By Angela Williams
AN OPEN LETTER TO SUPPORTERS OF THE HEALTH AND SOCIAL CARE BILL
Today I’m marking the first anniversary of a fall which resulted in a broken hip and wrist. I’ve been hearing a lot of optimistic talk about patient choice over the past few weeks – here’s a short guide to how it can work in practice.
- No matter how careful you are, you can’t always choose what happens to you; accidents come out of the blue.
- You can make as many choices as you like, but you’ll still be dependent on other people to carry them through. For instance, you can ask the paramedics responding to your 999 call to take you for X-rays, but if they refuse, you’re stuffed. It’s difficult to be assertive when you’re in pain and someone’s assuring you that a bag of frozen peas and some paracetamol will set you to rights.
- Spending seventy-two hours alone at home with broken bones is grim. You can choose to be stoical but you’ll still be hurting. Nights are the worst – it’s no fun sleeping in a chair with your feet propped on a cardboard box and a pillow wedged under your chin to keep you upright.
- When you finally get admitted to A&E and the doctor starts to talk about your options – your old femur plus some pins, or a total hip replacement – it isn’t easy to concentrate. Lying flat on your back on a trolley wearing a hospital gown is distracting, and also the morphine is a bummer.
- NHS nurses and doctors are accustomed to coping with this and will tell you useful things, like how bone necrosis is a risk because of the time that’s elapsed since the fracture occurred, which means they could pin it but it might not heal. After you’ve thought about that for a while the doctor drops by for another brief chat, and casually indicates what she would do if she was in your place. Nobody talks about money.

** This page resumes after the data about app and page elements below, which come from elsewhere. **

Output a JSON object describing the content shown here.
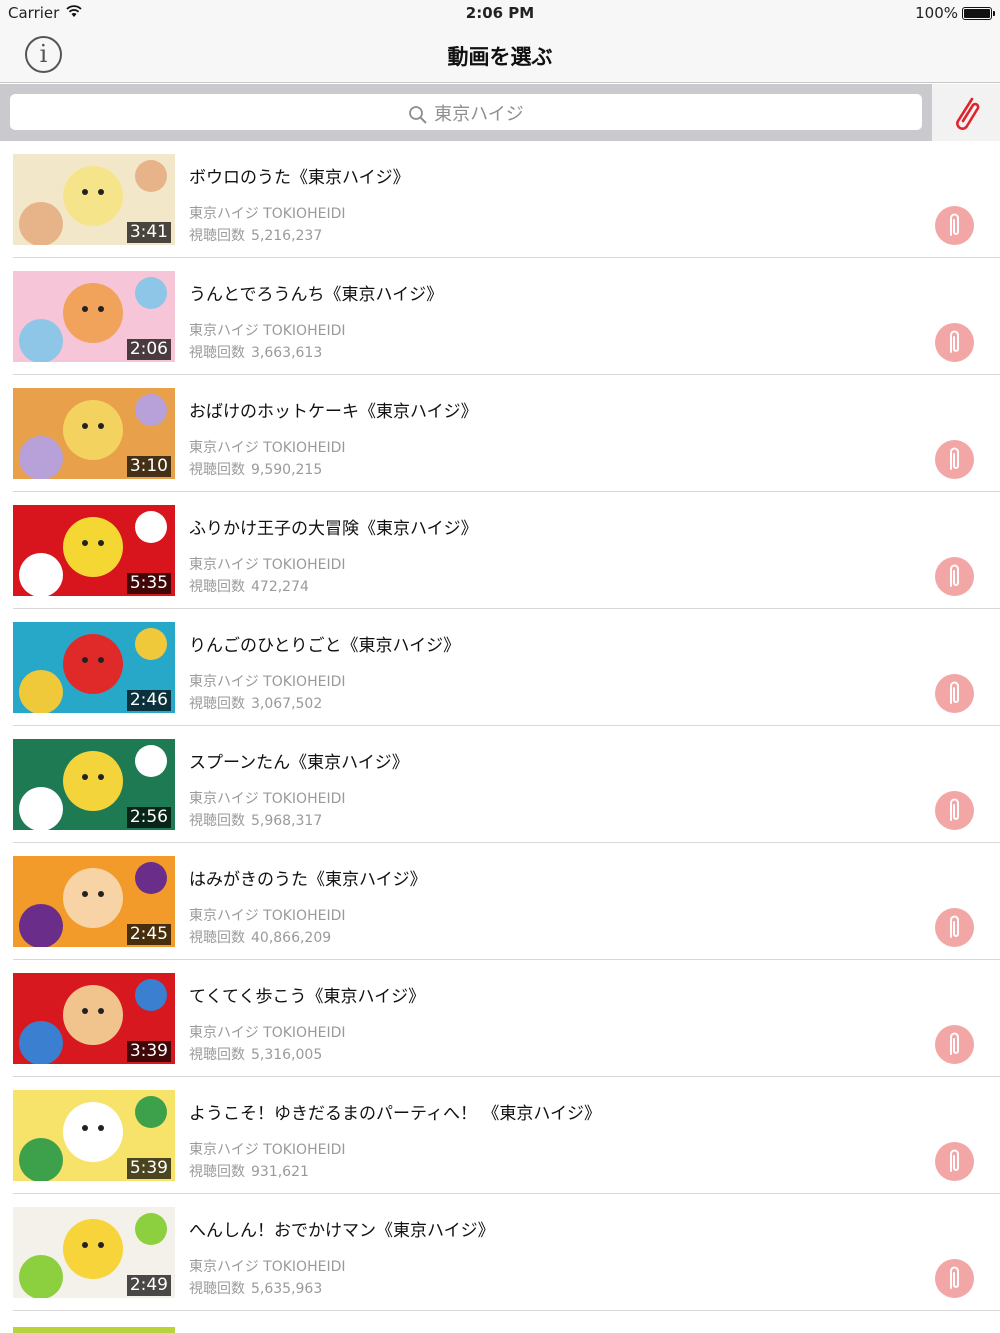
{
  "status": {
    "carrier": "Carrier",
    "time": "2:06 PM",
    "battery": "100%"
  },
  "nav": {
    "title": "動画を選ぶ",
    "info_label": "i"
  },
  "search": {
    "placeholder": "東京ハイジ"
  },
  "colors": {
    "accent": "#e0242b",
    "clip_circle": "#f2a6a6",
    "search_bg": "#c9c9ce"
  },
  "videos": [
    {
      "title": "ボウロのうた《東京ハイジ》",
      "channel": "東京ハイジ TOKIOHEIDI",
      "views_label": "視聴回数",
      "views": "5,216,237",
      "duration": "3:41",
      "thumb_colors": [
        "#f3e7c9",
        "#f6e48a",
        "#e7b489"
      ]
    },
    {
      "title": "うんとでろうんち《東京ハイジ》",
      "channel": "東京ハイジ TOKIOHEIDI",
      "views_label": "視聴回数",
      "views": "3,663,613",
      "duration": "2:06",
      "thumb_colors": [
        "#f6c6d8",
        "#f1a35c",
        "#8ec6e8"
      ]
    },
    {
      "title": "おばけのホットケーキ《東京ハイジ》",
      "channel": "東京ハイジ TOKIOHEIDI",
      "views_label": "視聴回数",
      "views": "9,590,215",
      "duration": "3:10",
      "thumb_colors": [
        "#e8a04a",
        "#f4d25f",
        "#b8a0d8"
      ]
    },
    {
      "title": "ふりかけ王子の大冒険《東京ハイジ》",
      "channel": "東京ハイジ TOKIOHEIDI",
      "views_label": "視聴回数",
      "views": "472,274",
      "duration": "5:35",
      "thumb_colors": [
        "#d8141d",
        "#f5d733",
        "#ffffff"
      ]
    },
    {
      "title": "りんごのひとりごと《東京ハイジ》",
      "channel": "東京ハイジ TOKIOHEIDI",
      "views_label": "視聴回数",
      "views": "3,067,502",
      "duration": "2:46",
      "thumb_colors": [
        "#27a8c9",
        "#e02a2a",
        "#f0c93a"
      ]
    },
    {
      "title": "スプーンたん《東京ハイジ》",
      "channel": "東京ハイジ TOKIOHEIDI",
      "views_label": "視聴回数",
      "views": "5,968,317",
      "duration": "2:56",
      "thumb_colors": [
        "#1e7a52",
        "#f3d43a",
        "#ffffff"
      ]
    },
    {
      "title": "はみがきのうた《東京ハイジ》",
      "channel": "東京ハイジ TOKIOHEIDI",
      "views_label": "視聴回数",
      "views": "40,866,209",
      "duration": "2:45",
      "thumb_colors": [
        "#f39b2a",
        "#f7d3a6",
        "#6b2d8a"
      ]
    },
    {
      "title": "てくてく歩こう《東京ハイジ》",
      "channel": "東京ハイジ TOKIOHEIDI",
      "views_label": "視聴回数",
      "views": "5,316,005",
      "duration": "3:39",
      "thumb_colors": [
        "#d7191f",
        "#f2c48d",
        "#3a7fd0"
      ]
    },
    {
      "title": "ようこそ！ゆきだるまのパーティへ！ 《東京ハイジ》",
      "channel": "東京ハイジ TOKIOHEIDI",
      "views_label": "視聴回数",
      "views": "931,621",
      "duration": "5:39",
      "thumb_colors": [
        "#f7e36a",
        "#ffffff",
        "#3da04a"
      ]
    },
    {
      "title": "へんしん！おでかけマン《東京ハイジ》",
      "channel": "東京ハイジ TOKIOHEIDI",
      "views_label": "視聴回数",
      "views": "5,635,963",
      "duration": "2:49",
      "thumb_colors": [
        "#f4f1ea",
        "#f6d43a",
        "#8ccf3f"
      ]
    }
  ]
}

- Perhaps you’ve got concerns about snacks, colour schemes, furnishings etc.? The CEO of a private healthcare company currently running an NHS hospital addressed the topic a while back in an article in the Observer. My favourite quote was “a night in a hospital costs more than in a five-star hotel, so why shouldn’t people get a similar experience?” During my four-hour stay in A&E the nurse offered me a cup of tea and a plate of cheese sandwiches, and I was fine with that – grateful, even. A Michelin starred chef wasn’t on my wish list, and I didn’t miss the grand piano either.

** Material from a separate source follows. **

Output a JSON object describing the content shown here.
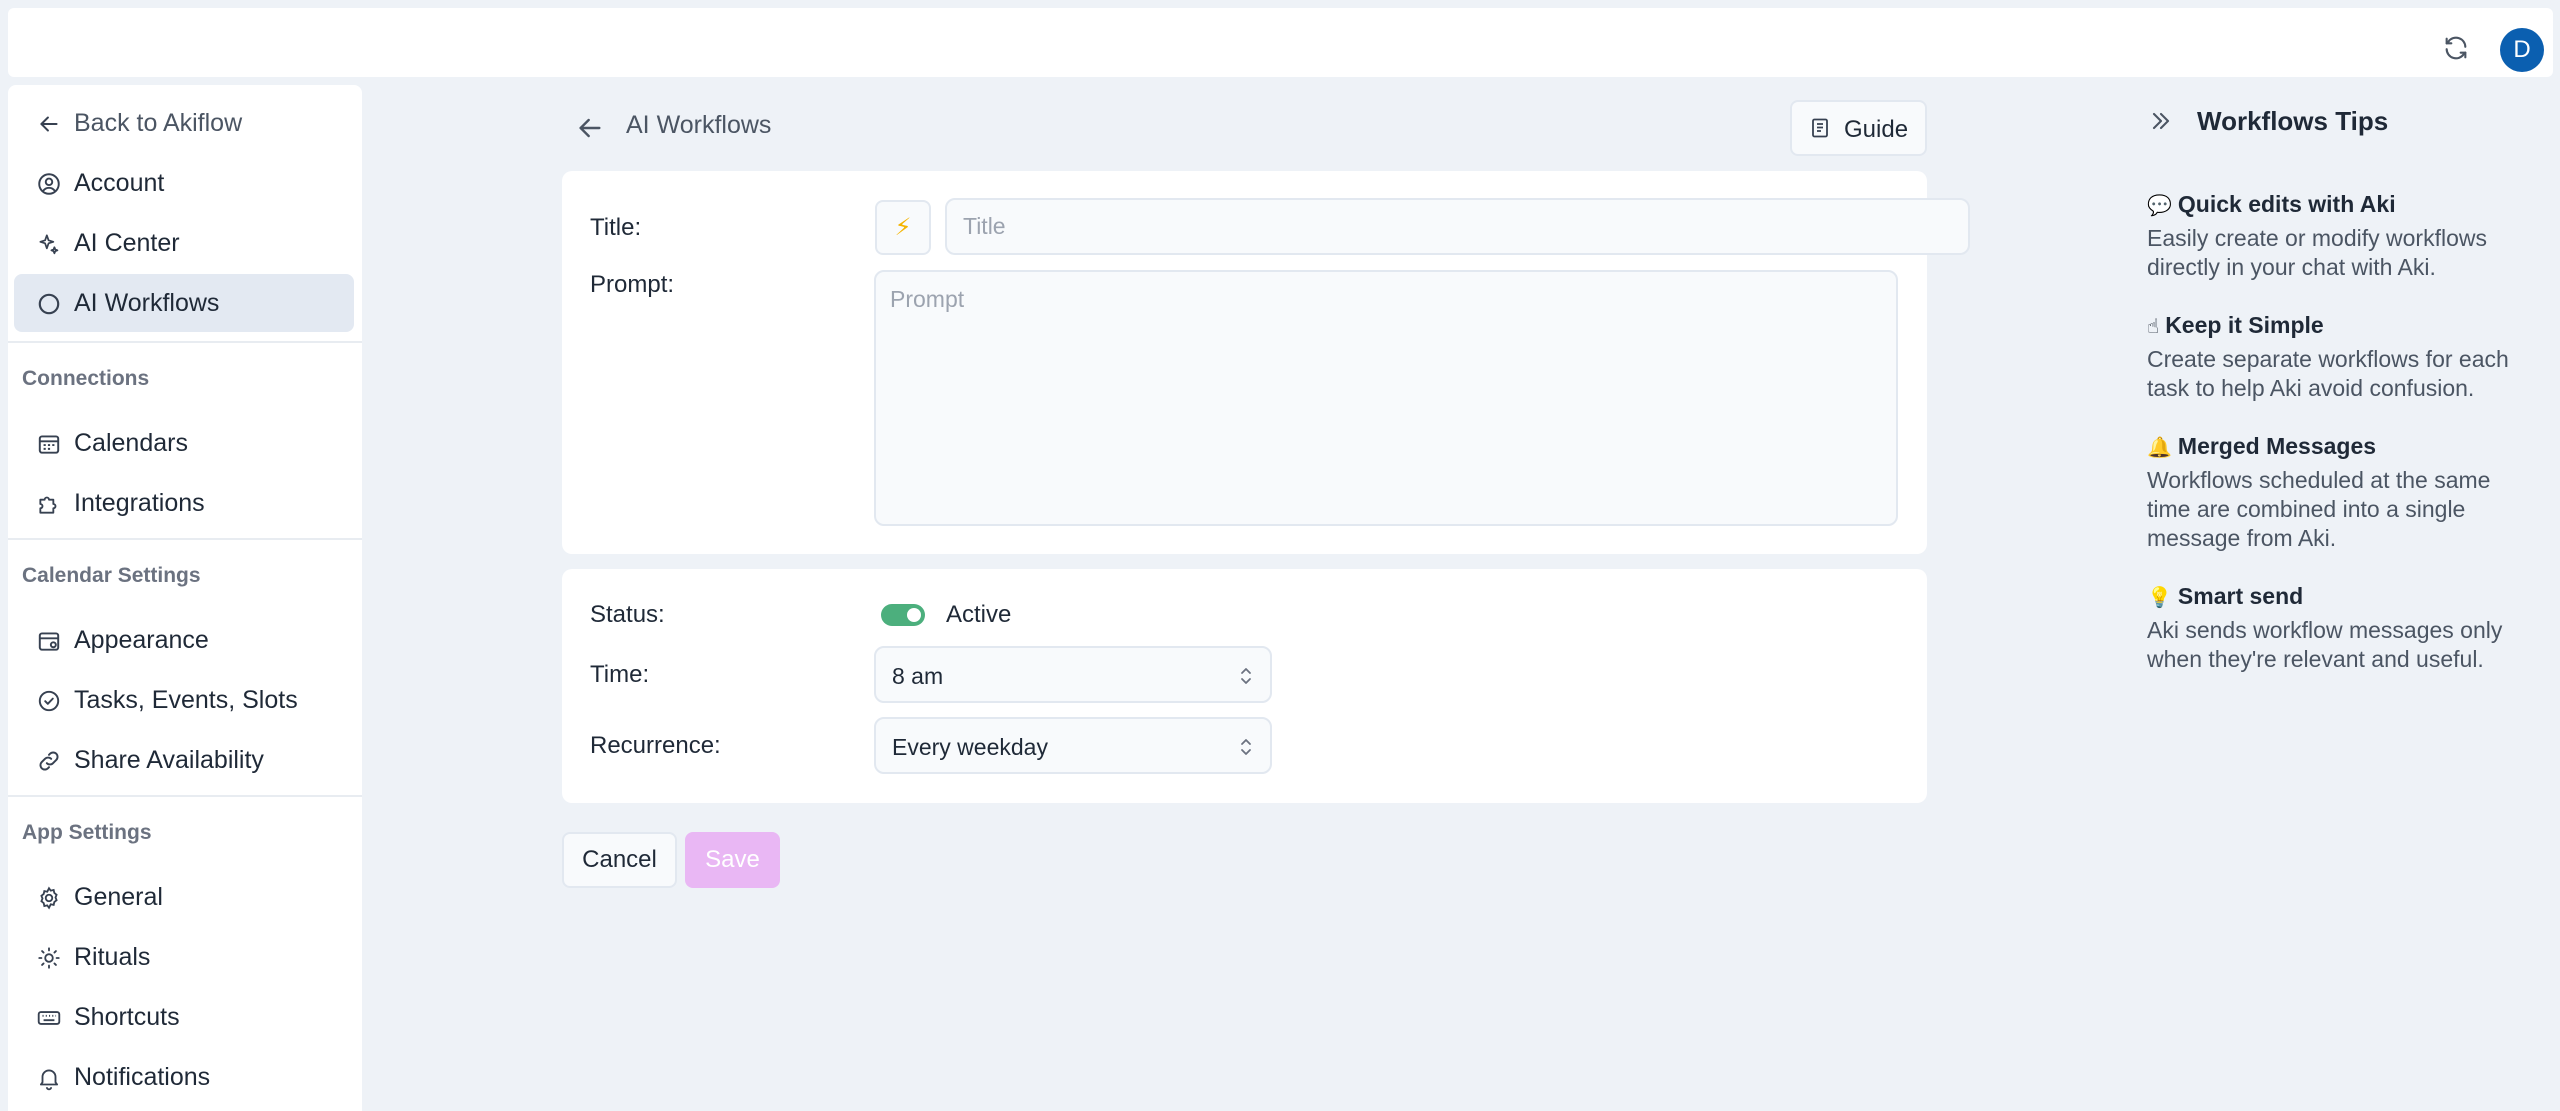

- If you find yourself, as I did, in a large acute hospital on a ward that’s overdue for refurbishment, you may assume that an early transfer to a community unit would be a good move. Don’t count on it – better facilities and nicer food can’t compensate for bored and resentful nursing staff.

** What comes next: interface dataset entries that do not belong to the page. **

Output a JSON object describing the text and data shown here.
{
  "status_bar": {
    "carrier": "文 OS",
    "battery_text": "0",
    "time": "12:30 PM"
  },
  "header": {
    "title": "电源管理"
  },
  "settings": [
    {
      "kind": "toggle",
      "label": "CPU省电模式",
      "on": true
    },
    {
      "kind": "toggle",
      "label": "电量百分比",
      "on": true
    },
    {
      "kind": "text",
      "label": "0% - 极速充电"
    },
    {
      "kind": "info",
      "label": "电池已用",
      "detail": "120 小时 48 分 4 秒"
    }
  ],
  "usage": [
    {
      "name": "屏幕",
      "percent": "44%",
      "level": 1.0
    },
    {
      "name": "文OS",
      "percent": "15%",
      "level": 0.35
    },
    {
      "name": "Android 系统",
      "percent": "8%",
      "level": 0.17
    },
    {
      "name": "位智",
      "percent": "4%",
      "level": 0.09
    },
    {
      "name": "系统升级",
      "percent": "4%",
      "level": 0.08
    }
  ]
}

- Finally, you might suppose that by the time you’re fit to go home the big choices have all been made. But here are a couple more points to consider:
- If you had a good experience with your medical care wouldn’t you want everyone else to have the same?
- If you had a bad experience, wouldn’t you make the effort to improve things for the people who come after you?
- No one can deny that there’s ample scope for improvement within the NHS, but promising increased patient choice as one of the central benefits leaves you wide open to accusations of hypocrisy. Many of us are strongly opposed to the current reforms.
Respect our choice. Drop the Bill.
Guest post © Angela Williams 2012. Available for non-commercial reuse with attribution under an Attribution-NonCommercial-ShareAlike licence.
Why not show the NHS some love and join the UK Uncut protest for mother’s day.